(Instructions to follow) Go through the records underneath and write each one out again exactly.
Top of Records for the exercise
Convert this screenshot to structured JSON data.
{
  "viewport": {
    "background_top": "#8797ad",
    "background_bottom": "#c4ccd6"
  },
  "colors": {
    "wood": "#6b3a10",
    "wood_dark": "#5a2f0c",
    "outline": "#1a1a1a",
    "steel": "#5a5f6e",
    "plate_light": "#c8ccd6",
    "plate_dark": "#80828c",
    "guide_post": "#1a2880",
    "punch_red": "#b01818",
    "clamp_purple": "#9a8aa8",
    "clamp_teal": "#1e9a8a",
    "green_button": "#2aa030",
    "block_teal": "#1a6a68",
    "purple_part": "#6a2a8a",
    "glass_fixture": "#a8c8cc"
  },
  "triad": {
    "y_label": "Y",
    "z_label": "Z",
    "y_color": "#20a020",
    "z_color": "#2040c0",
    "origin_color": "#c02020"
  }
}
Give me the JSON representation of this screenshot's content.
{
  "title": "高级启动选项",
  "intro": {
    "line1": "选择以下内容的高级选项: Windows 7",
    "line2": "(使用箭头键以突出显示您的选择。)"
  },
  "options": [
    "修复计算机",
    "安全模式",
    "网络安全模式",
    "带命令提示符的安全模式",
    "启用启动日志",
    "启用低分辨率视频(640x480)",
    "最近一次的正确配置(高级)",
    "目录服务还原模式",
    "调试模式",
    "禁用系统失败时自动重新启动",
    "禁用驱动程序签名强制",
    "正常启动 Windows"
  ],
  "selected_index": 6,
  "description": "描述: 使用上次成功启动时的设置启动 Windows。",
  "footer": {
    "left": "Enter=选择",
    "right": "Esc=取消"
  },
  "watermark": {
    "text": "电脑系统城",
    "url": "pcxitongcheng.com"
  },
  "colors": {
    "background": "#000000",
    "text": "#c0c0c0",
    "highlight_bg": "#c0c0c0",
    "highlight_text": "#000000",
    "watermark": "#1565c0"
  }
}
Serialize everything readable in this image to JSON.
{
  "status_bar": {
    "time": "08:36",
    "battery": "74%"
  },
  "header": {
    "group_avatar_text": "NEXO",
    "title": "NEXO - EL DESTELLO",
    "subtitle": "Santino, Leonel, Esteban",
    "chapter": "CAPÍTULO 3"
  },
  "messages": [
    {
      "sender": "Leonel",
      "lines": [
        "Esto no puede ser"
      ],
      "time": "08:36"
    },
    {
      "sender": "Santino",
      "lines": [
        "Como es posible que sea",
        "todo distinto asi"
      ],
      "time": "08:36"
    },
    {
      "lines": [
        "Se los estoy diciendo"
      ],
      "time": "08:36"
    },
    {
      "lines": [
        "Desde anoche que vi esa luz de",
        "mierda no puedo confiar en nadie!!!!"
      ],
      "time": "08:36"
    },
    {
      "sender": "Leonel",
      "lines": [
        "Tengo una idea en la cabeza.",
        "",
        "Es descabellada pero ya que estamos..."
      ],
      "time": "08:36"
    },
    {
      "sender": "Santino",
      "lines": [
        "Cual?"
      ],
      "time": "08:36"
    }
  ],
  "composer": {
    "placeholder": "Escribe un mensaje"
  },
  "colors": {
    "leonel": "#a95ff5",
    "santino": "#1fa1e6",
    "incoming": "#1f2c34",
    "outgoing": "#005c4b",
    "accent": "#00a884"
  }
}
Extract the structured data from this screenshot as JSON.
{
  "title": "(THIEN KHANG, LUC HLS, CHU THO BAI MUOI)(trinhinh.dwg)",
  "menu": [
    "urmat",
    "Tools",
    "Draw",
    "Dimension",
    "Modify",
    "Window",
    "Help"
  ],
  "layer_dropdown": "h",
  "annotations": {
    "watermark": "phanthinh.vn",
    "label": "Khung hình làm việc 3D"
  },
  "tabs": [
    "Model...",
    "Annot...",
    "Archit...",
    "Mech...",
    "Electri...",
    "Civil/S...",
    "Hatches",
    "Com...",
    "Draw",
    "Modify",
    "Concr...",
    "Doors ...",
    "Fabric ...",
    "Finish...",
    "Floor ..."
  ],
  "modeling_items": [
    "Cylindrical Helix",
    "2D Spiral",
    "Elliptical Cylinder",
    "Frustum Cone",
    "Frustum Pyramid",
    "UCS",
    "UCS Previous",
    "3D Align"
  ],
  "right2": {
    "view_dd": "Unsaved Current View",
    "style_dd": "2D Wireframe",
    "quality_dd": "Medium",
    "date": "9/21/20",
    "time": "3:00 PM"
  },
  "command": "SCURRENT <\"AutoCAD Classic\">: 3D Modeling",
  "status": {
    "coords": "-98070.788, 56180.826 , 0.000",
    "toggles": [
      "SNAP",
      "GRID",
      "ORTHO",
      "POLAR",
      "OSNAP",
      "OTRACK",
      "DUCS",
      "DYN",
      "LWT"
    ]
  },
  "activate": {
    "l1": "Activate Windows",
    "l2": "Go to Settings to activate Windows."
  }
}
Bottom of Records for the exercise
(Task output)
Convert this screenshot to structured JSON data.
{
  "viewport": {
    "background_top": "#8797ad",
    "background_bottom": "#c4ccd6"
  },
  "colors": {
    "wood": "#6b3a10",
    "wood_dark": "#5a2f0c",
    "outline": "#1a1a1a",
    "steel": "#5a5f6e",
    "plate_light": "#c8ccd6",
    "plate_dark": "#80828c",
    "guide_post": "#1a2880",
    "punch_red": "#b01818",
    "clamp_purple": "#9a8aa8",
    "clamp_teal": "#1e9a8a",
    "green_button": "#2aa030",
    "block_teal": "#1a6a68",
    "purple_part": "#6a2a8a",
    "glass_fixture": "#a8c8cc"
  },
  "triad": {
    "y_label": "Y",
    "z_label": "Z",
    "y_color": "#20a020",
    "z_color": "#2040c0",
    "origin_color": "#c02020"
  }
}
Give me the JSON representation of this screenshot's content.
{
  "title": "高级启动选项",
  "intro": {
    "line1": "选择以下内容的高级选项: Windows 7",
    "line2": "(使用箭头键以突出显示您的选择。)"
  },
  "options": [
    "修复计算机",
    "安全模式",
    "网络安全模式",
    "带命令提示符的安全模式",
    "启用启动日志",
    "启用低分辨率视频(640x480)",
    "最近一次的正确配置(高级)",
    "目录服务还原模式",
    "调试模式",
    "禁用系统失败时自动重新启动",
    "禁用驱动程序签名强制",
    "正常启动 Windows"
  ],
  "selected_index": 6,
  "description": "描述: 使用上次成功启动时的设置启动 Windows。",
  "footer": {
    "left": "Enter=选择",
    "right": "Esc=取消"
  },
  "watermark": {
    "text": "电脑系统城",
    "url": "pcxitongcheng.com"
  },
  "colors": {
    "background": "#000000",
    "text": "#c0c0c0",
    "highlight_bg": "#c0c0c0",
    "highlight_text": "#000000",
    "watermark": "#1565c0"
  }
}
Serialize everything readable in this image to JSON.
{
  "status_bar": {
    "time": "08:36",
    "battery": "74%"
  },
  "header": {
    "group_avatar_text": "NEXO",
    "title": "NEXO - EL DESTELLO",
    "subtitle": "Santino, Leonel, Esteban",
    "chapter": "CAPÍTULO 3"
  },
  "messages": [
    {
      "sender": "Leonel",
      "lines": [
        "Esto no puede ser"
      ],
      "time": "08:36"
    },
    {
      "sender": "Santino",
      "lines": [
        "Como es posible que sea",
        "todo distinto asi"
      ],
      "time": "08:36"
    },
    {
      "lines": [
        "Se los estoy diciendo"
      ],
      "time": "08:36"
    },
    {
      "lines": [
        "Desde anoche que vi esa luz de",
        "mierda no puedo confiar en nadie!!!!"
      ],
      "time": "08:36"
    },
    {
      "sender": "Leonel",
      "lines": [
        "Tengo una idea en la cabeza.",
        "",
        "Es descabellada pero ya que estamos..."
      ],
      "time": "08:36"
    },
    {
      "sender": "Santino",
      "lines": [
        "Cual?"
      ],
      "time": "08:36"
    }
  ],
  "composer": {
    "placeholder": "Escribe un mensaje"
  },
  "colors": {
    "leonel": "#a95ff5",
    "santino": "#1fa1e6",
    "incoming": "#1f2c34",
    "outgoing": "#005c4b",
    "accent": "#00a884"
  }
}
Extract the structured data from this screenshot as JSON.
{
  "title": "(THIEN KHANG, LUC HLS, CHU THO BAI MUOI)(trinhinh.dwg)",
  "menu": [
    "urmat",
    "Tools",
    "Draw",
    "Dimension",
    "Modify",
    "Window",
    "Help"
  ],
  "layer_dropdown": "h",
  "annotations": {
    "watermark": "phanthinh.vn",
    "label": "Khung hình làm việc 3D"
  },
  "tabs": [
    "Model...",
    "Annot...",
    "Archit...",
    "Mech...",
    "Electri...",
    "Civil/S...",
    "Hatches",
    "Com...",
    "Draw",
    "Modify",
    "Concr...",
    "Doors ...",
    "Fabric ...",
    "Finish...",
    "Floor ..."
  ],
  "modeling_items": [
    "Cylindrical Helix",
    "2D Spiral",
    "Elliptical Cylinder",
    "Frustum Cone",
    "Frustum Pyramid",
    "UCS",
    "UCS Previous",
    "3D Align"
  ],
  "right2": {
    "view_dd": "Unsaved Current View",
    "style_dd": "2D Wireframe",
    "quality_dd": "Medium",
    "date": "9/21/20",
    "time": "3:00 PM"
  },
  "command": "SCURRENT <\"AutoCAD Classic\">: 3D Modeling",
  "status": {
    "coords": "-98070.788, 56180.826 , 0.000",
    "toggles": [
      "SNAP",
      "GRID",
      "ORTHO",
      "POLAR",
      "OSNAP",
      "OTRACK",
      "DUCS",
      "DYN",
      "LWT"
    ]
  },
  "activate": {
    "l1": "Activate Windows",
    "l2": "Go to Settings to activate Windows."
  }
}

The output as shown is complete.